### Instructions to follow
The output should be every line below that includes the word "Favorites".

### Supplied records
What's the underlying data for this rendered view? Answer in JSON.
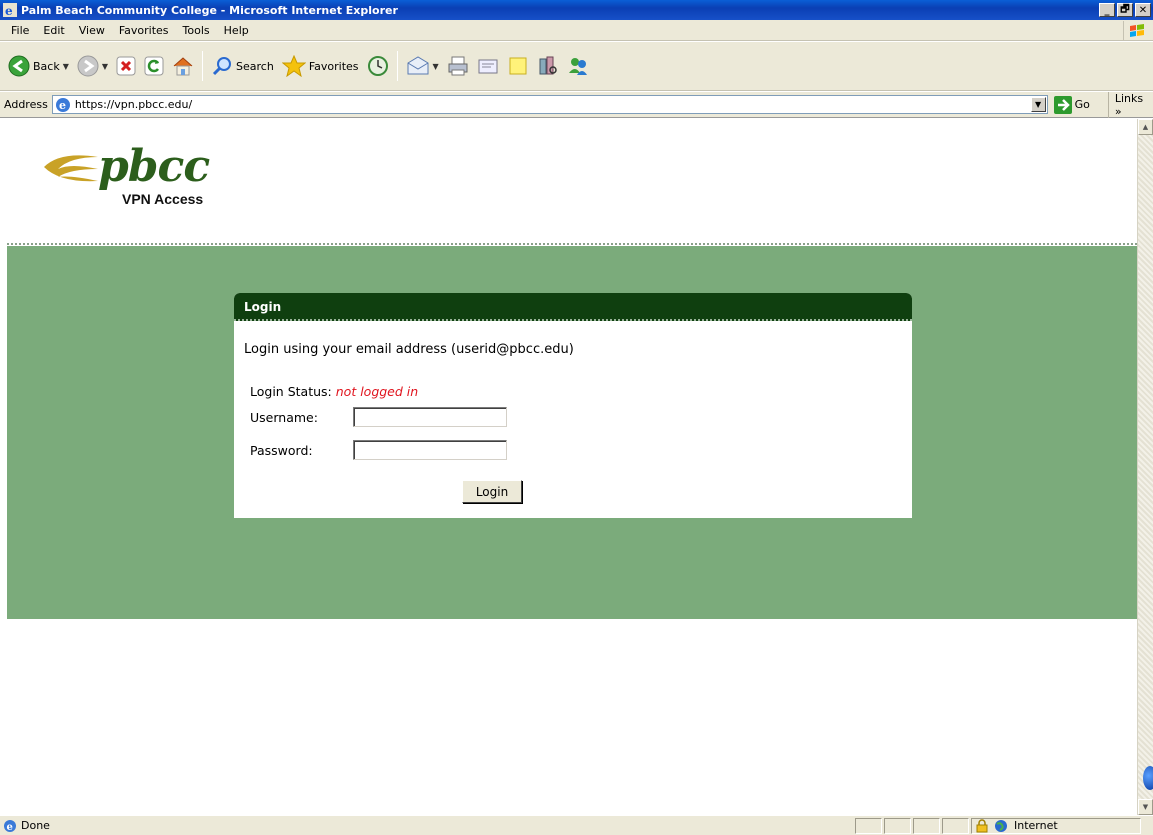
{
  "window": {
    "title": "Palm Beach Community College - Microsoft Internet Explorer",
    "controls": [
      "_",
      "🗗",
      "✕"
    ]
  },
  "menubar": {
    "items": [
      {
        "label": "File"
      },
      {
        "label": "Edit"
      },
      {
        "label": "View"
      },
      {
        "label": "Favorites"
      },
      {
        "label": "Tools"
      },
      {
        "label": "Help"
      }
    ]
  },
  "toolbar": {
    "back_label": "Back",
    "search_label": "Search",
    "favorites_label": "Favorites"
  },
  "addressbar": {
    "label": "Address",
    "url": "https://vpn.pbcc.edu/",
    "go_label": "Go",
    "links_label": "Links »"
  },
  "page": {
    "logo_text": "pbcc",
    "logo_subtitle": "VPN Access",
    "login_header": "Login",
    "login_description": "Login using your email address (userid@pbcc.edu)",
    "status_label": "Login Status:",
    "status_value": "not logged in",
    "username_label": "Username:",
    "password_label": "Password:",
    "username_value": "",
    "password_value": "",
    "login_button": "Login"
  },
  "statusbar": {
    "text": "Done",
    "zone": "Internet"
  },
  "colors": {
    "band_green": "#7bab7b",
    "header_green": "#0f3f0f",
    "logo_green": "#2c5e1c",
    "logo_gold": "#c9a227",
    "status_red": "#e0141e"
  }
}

### Written solution
        "label": "Favorites"
    "favorites_label": "Favorites"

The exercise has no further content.